There are many benefits to the rigorous program. The first six months includes classroom work with site visits and research assignments. During the final five months, participants are embedded in various organizations across Sandia to work on specific projects.

“The interns are considered high potential and are able to develop and learn about the enterprise in an accelerated manner,” Yeary said. “It took me the better part of a decade to get the exposure and knowledge they will receive in less than a year.”

HaliAnne Crawford and Aaron Lee, the CNS representatives in the WIP Class of 2016B, offered advice to McClary and Pehrson. (During 2016, WIP had two classes.)

“No matter how daunting the next 11 months seem,” Lee said, “just jump in with both feet first as soon as possible. You have a limited time to learn as much as you can about a topic that is truly vast. Don’t waste a moment of the next 11 months because it will fly by.”

Crawford echoed Lee’s sentiment. “My advice is to get involved with the program, both inside and outside the classroom. Don’t be a passive participant. You will be learning from some of the greatest minds in our industry; ask questions and don’t be afraid to think outside the box.

“You will find that your classmates are some of the most brilliant individuals you will ever have the pleasure of working with,” Crawford said. “Get to know them, learn from their experiences and leverage their knowledge and abilities whenever possible. This year will be one of the best of your life. Enjoy every single second of it.”

Lee agreed: “Listen to your classmates. They will have just as much to teach you as the instructors do. Members of my class represented almost every other site within the NSE as well as NNSA and the military. They had knowledge and perspectives on certain topics that were completely different from my own due to their own different experiences. Everyone brought unique experiences to the program and had a lot of knowledge to share with the class.”

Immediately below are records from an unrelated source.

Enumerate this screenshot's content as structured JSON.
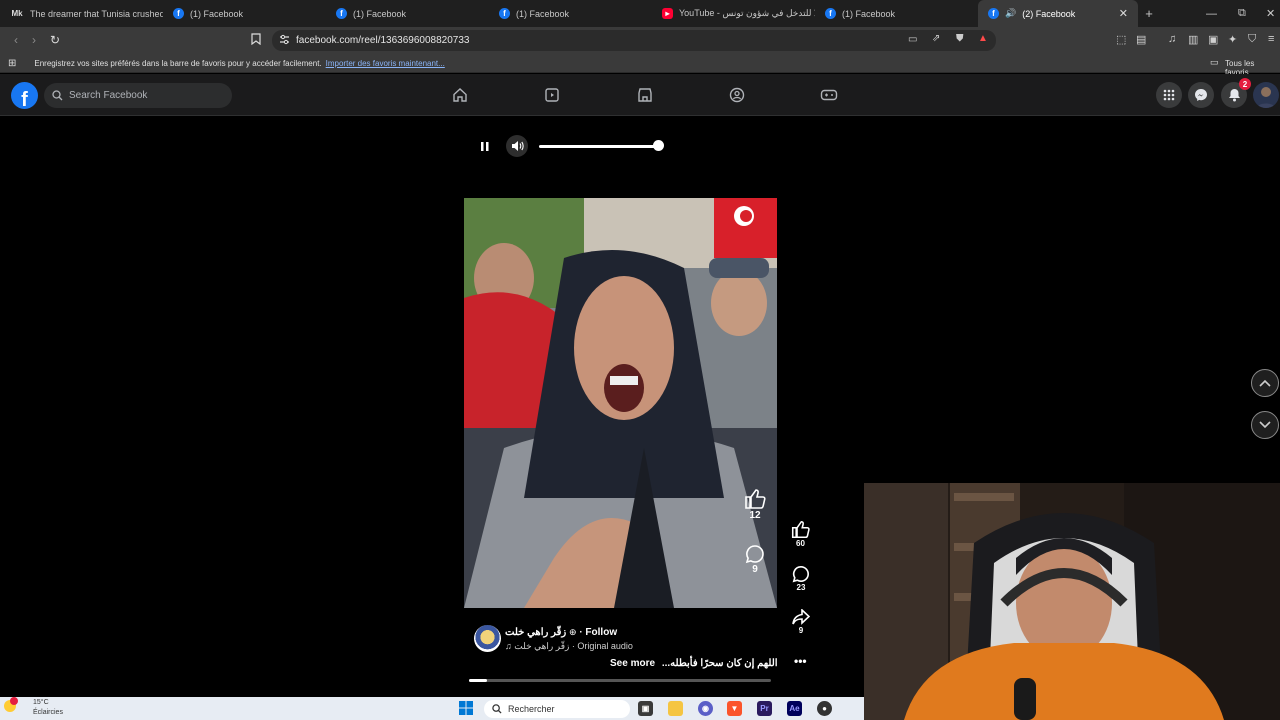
{
  "browser": {
    "tabs": [
      {
        "title": "The dreamer that Tunisia crushed. T",
        "icon": "mk-icon",
        "active": false
      },
      {
        "title": "(1) Facebook",
        "icon": "facebook-icon",
        "active": false
      },
      {
        "title": "(1) Facebook",
        "icon": "facebook-icon",
        "active": false
      },
      {
        "title": "(1) Facebook",
        "icon": "facebook-icon",
        "active": false
      },
      {
        "title": "YouTube - لا للتدخل في شؤون تونس",
        "icon": "youtube-icon",
        "active": false
      },
      {
        "title": "(1) Facebook",
        "icon": "facebook-icon",
        "active": false
      },
      {
        "title": "(2) Facebook",
        "icon": "facebook-icon",
        "active": true
      }
    ],
    "url": "facebook.com/reel/1363696008820733",
    "bookmarks_prompt": "Enregistrez vos sites préférés dans la barre de favoris pour y accéder facilement.",
    "bookmarks_link": "Importer des favoris maintenant...",
    "all_bookmarks": "Tous les favoris"
  },
  "facebook": {
    "search_placeholder": "Search Facebook",
    "notifications_count": "2"
  },
  "reel": {
    "volume_level": 1.0,
    "video_likes": "12",
    "video_comments": "9",
    "likes": "60",
    "comments": "23",
    "shares": "9",
    "author": "زقّر راهي خلت",
    "follow_label": "· Follow",
    "audio": "زقّر راهي خلت · Original audio",
    "caption": "اللهم إن كان سحرًا فأبطله...",
    "see_more": "See more",
    "progress": 0.06
  },
  "taskbar": {
    "temperature": "15°C",
    "weather": "Éclaircies",
    "search_placeholder": "Rechercher"
  },
  "colors": {
    "facebook_blue": "#1877f2",
    "badge_red": "#e41e3f"
  }
}
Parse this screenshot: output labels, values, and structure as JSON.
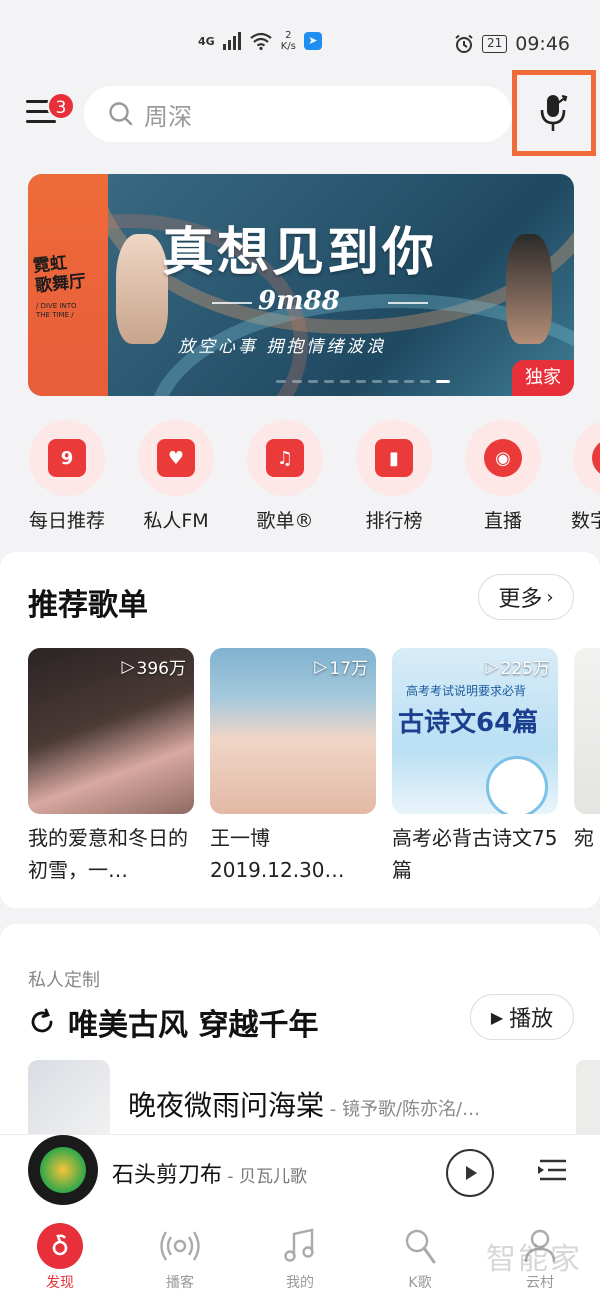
{
  "status_bar": {
    "network": "4G",
    "net_speed_value": "2",
    "net_speed_unit": "K/s",
    "battery": "21",
    "time": "09:46"
  },
  "header": {
    "menu_badge": "3",
    "search_placeholder": "周深"
  },
  "banner": {
    "title": "真想见到你",
    "code": "9m88",
    "subtitle": "放空心事  拥抱情绪波浪",
    "side_title": "霓虹\n歌舞厅",
    "side_sub": "/ DIVE INTO\nTHE TIME /",
    "tag": "独家"
  },
  "quick_entries": [
    {
      "label": "每日推荐",
      "icon": "calendar-icon",
      "glyph": "9"
    },
    {
      "label": "私人FM",
      "icon": "radio-icon",
      "glyph": "♥"
    },
    {
      "label": "歌单®",
      "icon": "playlist-icon",
      "glyph": "♫"
    },
    {
      "label": "排行榜",
      "icon": "chart-icon",
      "glyph": "▮"
    },
    {
      "label": "直播",
      "icon": "live-icon",
      "glyph": "◉"
    },
    {
      "label": "数字",
      "icon": "digital-icon",
      "glyph": "◎"
    }
  ],
  "recommend": {
    "title": "推荐歌单",
    "more_label": "更多",
    "playlists": [
      {
        "count": "396万",
        "title": "我的爱意和冬日的初雪，一…"
      },
      {
        "count": "17万",
        "title": "王一博2019.12.30…"
      },
      {
        "count": "225万",
        "title": "高考必背古诗文75篇"
      },
      {
        "count": "",
        "title": "宛"
      }
    ],
    "cover3_text_top": "高考考试说明要求必背",
    "cover3_text_main": "古诗文64篇"
  },
  "personal": {
    "subtitle": "私人定制",
    "title": "唯美古风 穿越千年",
    "play_label": "播放",
    "song_title": "晚夜微雨问海棠",
    "song_artist": " - 镜予歌/陈亦洺/…"
  },
  "player": {
    "title": "石头剪刀布",
    "artist": " - 贝瓦儿歌"
  },
  "tabs": [
    {
      "label": "发现",
      "icon": "discover-icon",
      "active": true
    },
    {
      "label": "播客",
      "icon": "podcast-icon",
      "active": false
    },
    {
      "label": "我的",
      "icon": "music-note-icon",
      "active": false
    },
    {
      "label": "K歌",
      "icon": "karaoke-mic-icon",
      "active": false
    },
    {
      "label": "云村",
      "icon": "community-icon",
      "active": false
    }
  ],
  "watermark": "智能家",
  "colors": {
    "brand_red": "#e8303a",
    "highlight_orange": "#f06a3a"
  }
}
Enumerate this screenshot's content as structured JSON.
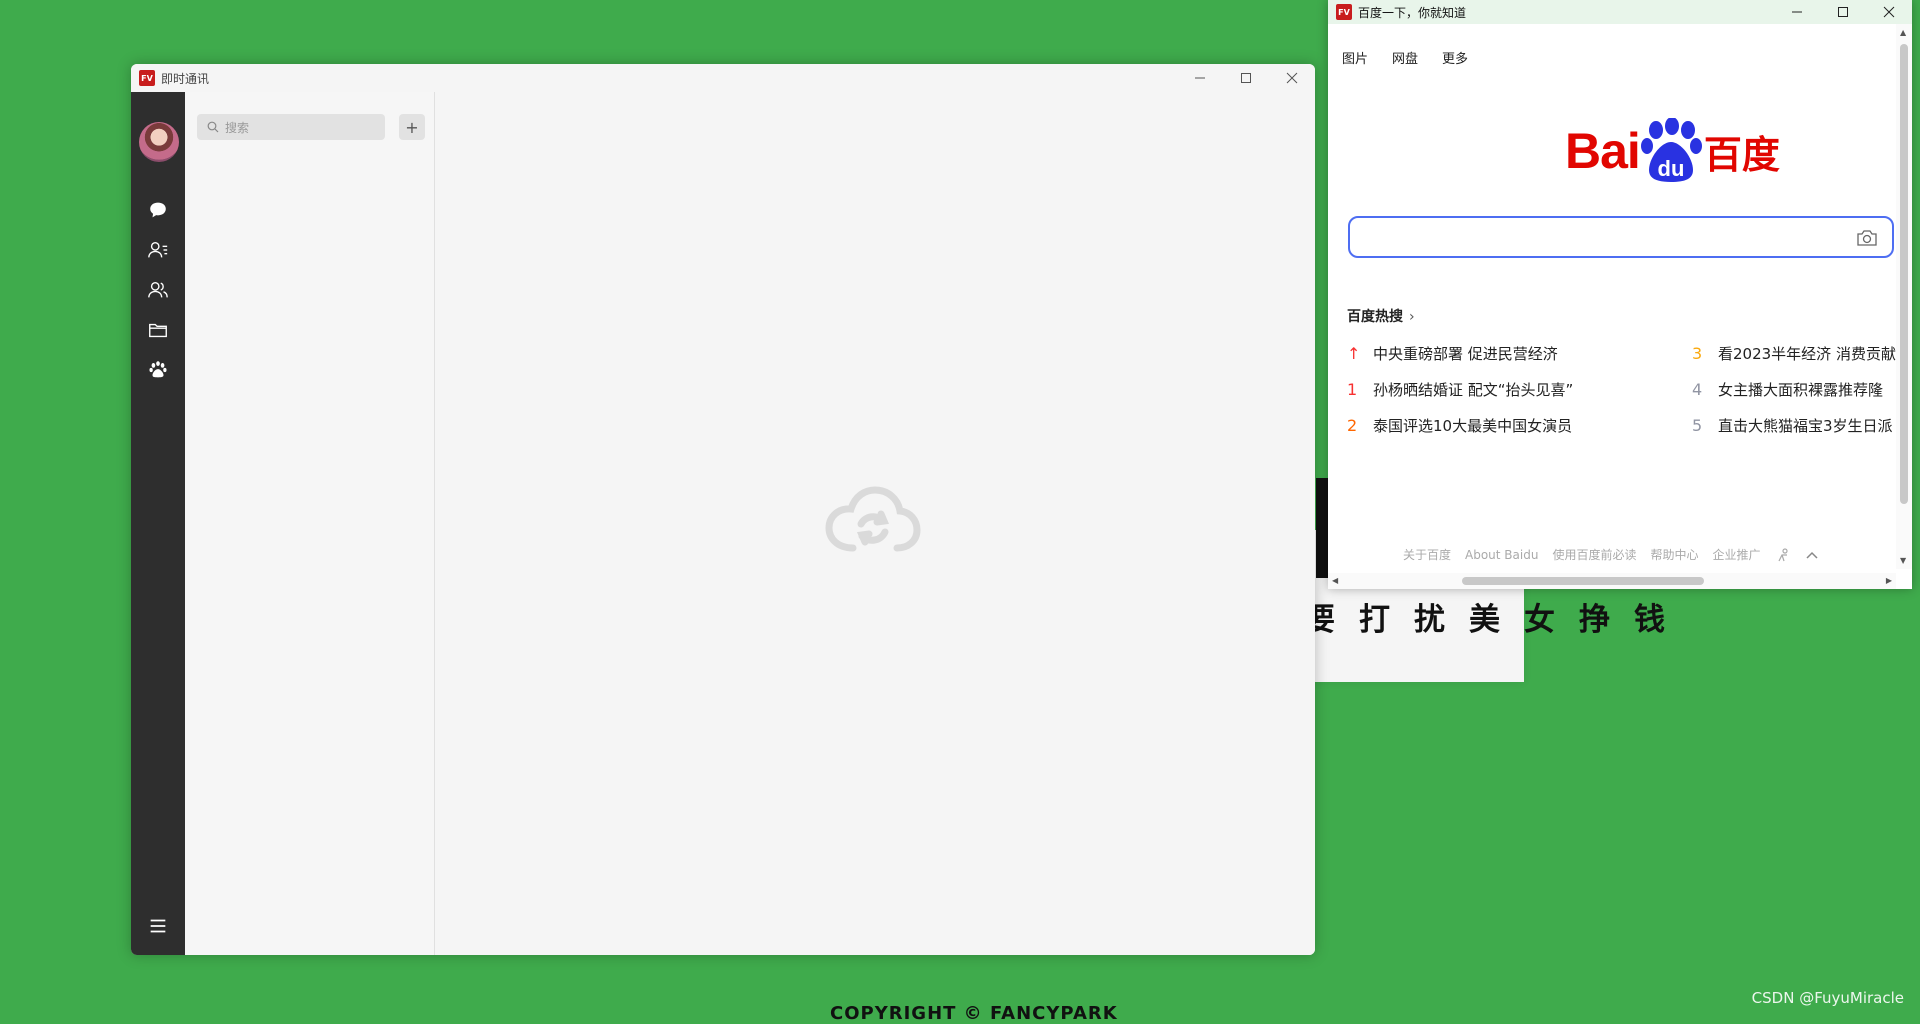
{
  "background": {
    "slogan": "要打扰美女挣钱",
    "copyright": "COPYRIGHT © FANCYPARK",
    "watermark": "CSDN @FuyuMiracle",
    "color": "#3fab4c"
  },
  "im_window": {
    "app_badge": "FV",
    "title": "即时通讯",
    "search_placeholder": "搜索",
    "add_label": "+",
    "sidebar_icons": [
      "chat-bubble-icon",
      "contacts-icon",
      "group-icon",
      "folder-icon",
      "paw-icon"
    ],
    "menu_icon": "hamburger-menu-icon",
    "empty_logo_icon": "cloud-sync-icon"
  },
  "baidu_window": {
    "app_badge": "FV",
    "title": "百度一下，你就知道",
    "nav": [
      "图片",
      "网盘",
      "更多"
    ],
    "logo": {
      "bai": "Bai",
      "du": "du",
      "hanzi": "百度",
      "brand_red": "#e10601",
      "brand_blue": "#2932e1"
    },
    "hot_title": "百度热搜",
    "hot_left": [
      {
        "rank": "↑",
        "text": "中央重磅部署 促进民营经济",
        "color": "#f73131"
      },
      {
        "rank": "1",
        "text": "孙杨晒结婚证 配文“抬头见喜”",
        "color": "#f73131"
      },
      {
        "rank": "2",
        "text": "泰国评选10大最美中国女演员",
        "color": "#ff6600"
      }
    ],
    "hot_right": [
      {
        "rank": "3",
        "text": "看2023半年经济 消费贡献",
        "color": "#faa90e"
      },
      {
        "rank": "4",
        "text": "女主播大面积裸露推荐隆",
        "color": "#9195a3"
      },
      {
        "rank": "5",
        "text": "直击大熊猫福宝3岁生日派",
        "color": "#9195a3"
      }
    ],
    "footer": [
      "关于百度",
      "About Baidu",
      "使用百度前必读",
      "帮助中心",
      "企业推广"
    ]
  }
}
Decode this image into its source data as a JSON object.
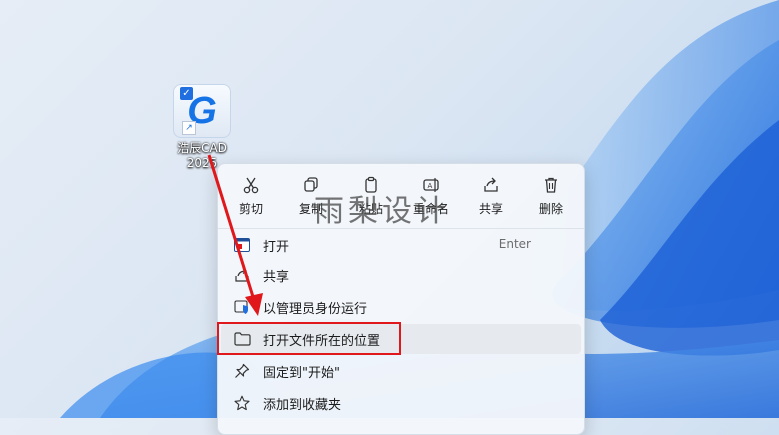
{
  "desktop_icon": {
    "label_line1": "浩辰CAD",
    "label_line2": "2025",
    "logo_letter": "G"
  },
  "context_menu": {
    "quick_actions": [
      {
        "name": "cut",
        "label": "剪切"
      },
      {
        "name": "copy",
        "label": "复制"
      },
      {
        "name": "paste",
        "label": "粘贴"
      },
      {
        "name": "rename",
        "label": "重命名"
      },
      {
        "name": "share",
        "label": "共享"
      },
      {
        "name": "delete",
        "label": "删除"
      }
    ],
    "items": [
      {
        "name": "open",
        "label": "打开",
        "shortcut": "Enter"
      },
      {
        "name": "share",
        "label": "共享"
      },
      {
        "name": "run-as-admin",
        "label": "以管理员身份运行"
      },
      {
        "name": "open-file-location",
        "label": "打开文件所在的位置"
      },
      {
        "name": "pin-to-start",
        "label": "固定到\"开始\""
      },
      {
        "name": "add-to-favorites",
        "label": "添加到收藏夹"
      }
    ]
  },
  "watermark": "雨梨设计",
  "colors": {
    "highlight": "#e0181b",
    "accent": "#1f6fe0"
  }
}
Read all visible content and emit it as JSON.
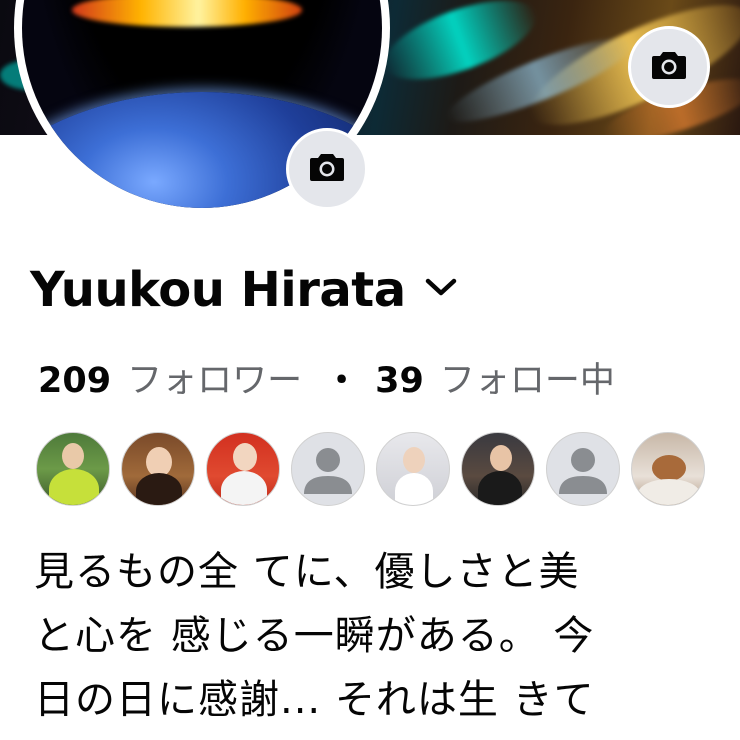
{
  "profile": {
    "name": "Yuukou Hirata",
    "followers_count": "209",
    "followers_label": "フォロワー",
    "separator": "・",
    "following_count": "39",
    "following_label": "フォロー中"
  },
  "bio_lines": [
    "見るもの全 てに、優しさと美",
    "と心を 感じる一瞬がある。 今",
    "日の日に感謝... それは生 きて"
  ],
  "icons": {
    "cover_camera": "camera-icon",
    "avatar_camera": "camera-icon",
    "name_dropdown": "chevron-down-icon",
    "default_avatar": "person-silhouette-icon"
  },
  "friend_avatars": [
    {
      "kind": "photo"
    },
    {
      "kind": "photo"
    },
    {
      "kind": "photo"
    },
    {
      "kind": "default"
    },
    {
      "kind": "photo"
    },
    {
      "kind": "photo"
    },
    {
      "kind": "default"
    },
    {
      "kind": "photo"
    }
  ],
  "colors": {
    "text_primary": "#050505",
    "text_secondary": "#65676b",
    "button_gray": "#e4e6eb"
  }
}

After the internship, WIP participants return to their respective sites to continue their leadership journeys. Yeary said, “The WIP prepares today’s workforce as tomorrow’s leaders by rapidly providing a holistic, yet reasonably detailed view of the nuclear weapons business. The program helps candidates connect dots to see the ‘big picture’ — an important attribute of senior leadership.”